--- What the task asks ---
Only the pictures are to be dropped; return all other data below exactly.

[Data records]
* * *
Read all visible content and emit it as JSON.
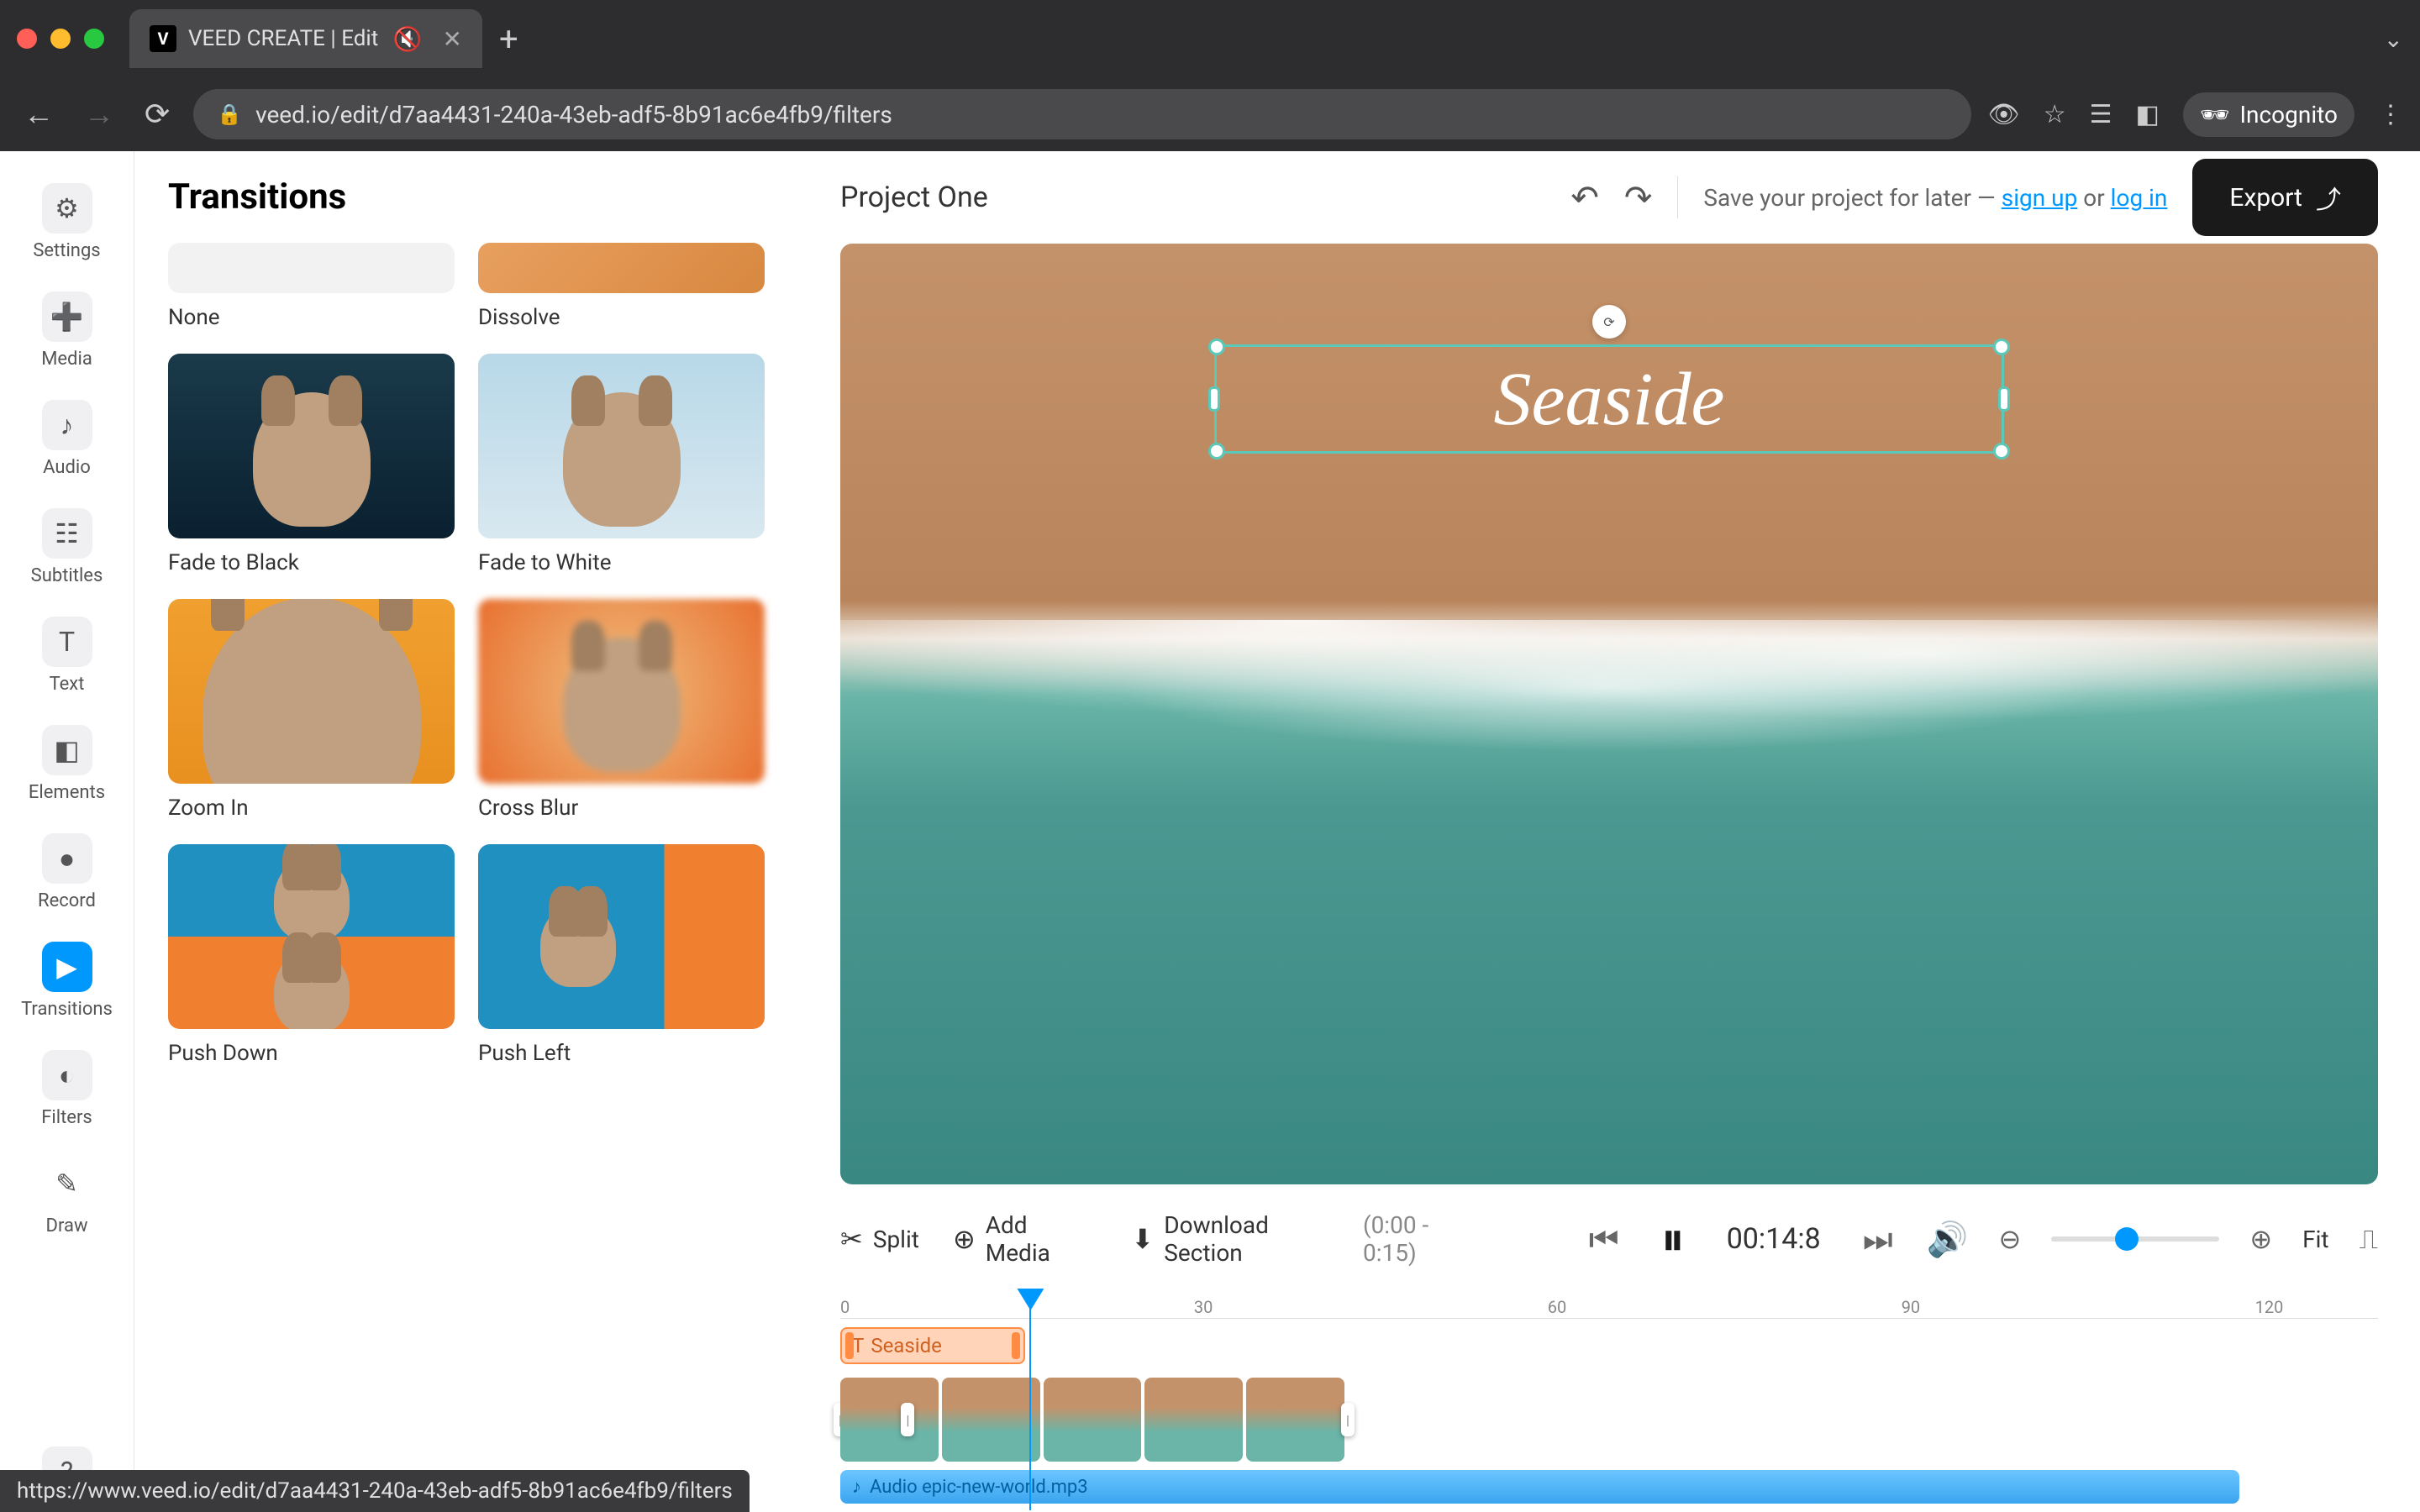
{
  "browser": {
    "tab_title": "VEED CREATE | Edit",
    "url": "veed.io/edit/d7aa4431-240a-43eb-adf5-8b91ac6e4fb9/filters",
    "incognito_label": "Incognito"
  },
  "sidebar": {
    "items": [
      {
        "label": "Settings",
        "icon": "⚙"
      },
      {
        "label": "Media",
        "icon": "➕"
      },
      {
        "label": "Audio",
        "icon": "♪"
      },
      {
        "label": "Subtitles",
        "icon": "☷"
      },
      {
        "label": "Text",
        "icon": "T"
      },
      {
        "label": "Elements",
        "icon": "◧"
      },
      {
        "label": "Record",
        "icon": "●"
      },
      {
        "label": "Transitions",
        "icon": "▶"
      },
      {
        "label": "Filters",
        "icon": "◐"
      },
      {
        "label": "Draw",
        "icon": "✎"
      }
    ],
    "help_icon": "?"
  },
  "panel": {
    "title": "Transitions",
    "items": [
      {
        "label": "None"
      },
      {
        "label": "Dissolve"
      },
      {
        "label": "Fade to Black"
      },
      {
        "label": "Fade to White"
      },
      {
        "label": "Zoom In"
      },
      {
        "label": "Cross Blur"
      },
      {
        "label": "Push Down"
      },
      {
        "label": "Push Left"
      }
    ]
  },
  "header": {
    "project_name": "Project One",
    "save_prefix": "Save your project for later — ",
    "signup": "sign up",
    "or": " or ",
    "login": "log in",
    "export": "Export"
  },
  "canvas": {
    "text_overlay": "Seaside"
  },
  "toolbar": {
    "split": "Split",
    "add_media": "Add Media",
    "download_section": "Download Section",
    "download_range": "(0:00 - 0:15)",
    "timecode": "00:14:8",
    "fit": "Fit"
  },
  "timeline": {
    "ruler_marks": [
      "0",
      "30",
      "60",
      "90",
      "120"
    ],
    "text_clip_label": "Seaside",
    "audio_clip_label": "Audio epic-new-world.mp3"
  },
  "status_bar": "https://www.veed.io/edit/d7aa4431-240a-43eb-adf5-8b91ac6e4fb9/filters"
}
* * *
--- Written response ---
Read all visible content and emit it as JSON.
{
  "browser": {
    "tab_title": "VEED CREATE | Edit",
    "url": "veed.io/edit/d7aa4431-240a-43eb-adf5-8b91ac6e4fb9/filters",
    "incognito_label": "Incognito"
  },
  "sidebar": {
    "items": [
      {
        "label": "Settings",
        "icon": "⚙"
      },
      {
        "label": "Media",
        "icon": "➕"
      },
      {
        "label": "Audio",
        "icon": "♪"
      },
      {
        "label": "Subtitles",
        "icon": "☷"
      },
      {
        "label": "Text",
        "icon": "T"
      },
      {
        "label": "Elements",
        "icon": "◧"
      },
      {
        "label": "Record",
        "icon": "●"
      },
      {
        "label": "Transitions",
        "icon": "▶"
      },
      {
        "label": "Filters",
        "icon": "◐"
      },
      {
        "label": "Draw",
        "icon": "✎"
      }
    ],
    "help_icon": "?"
  },
  "panel": {
    "title": "Transitions",
    "items": [
      {
        "label": "None"
      },
      {
        "label": "Dissolve"
      },
      {
        "label": "Fade to Black"
      },
      {
        "label": "Fade to White"
      },
      {
        "label": "Zoom In"
      },
      {
        "label": "Cross Blur"
      },
      {
        "label": "Push Down"
      },
      {
        "label": "Push Left"
      }
    ]
  },
  "header": {
    "project_name": "Project One",
    "save_prefix": "Save your project for later — ",
    "signup": "sign up",
    "or": " or ",
    "login": "log in",
    "export": "Export"
  },
  "canvas": {
    "text_overlay": "Seaside"
  },
  "toolbar": {
    "split": "Split",
    "add_media": "Add Media",
    "download_section": "Download Section",
    "download_range": "(0:00 - 0:15)",
    "timecode": "00:14:8",
    "fit": "Fit"
  },
  "timeline": {
    "ruler_marks": [
      "0",
      "30",
      "60",
      "90",
      "120"
    ],
    "text_clip_label": "Seaside",
    "audio_clip_label": "Audio epic-new-world.mp3"
  },
  "status_bar": "https://www.veed.io/edit/d7aa4431-240a-43eb-adf5-8b91ac6e4fb9/filters"
}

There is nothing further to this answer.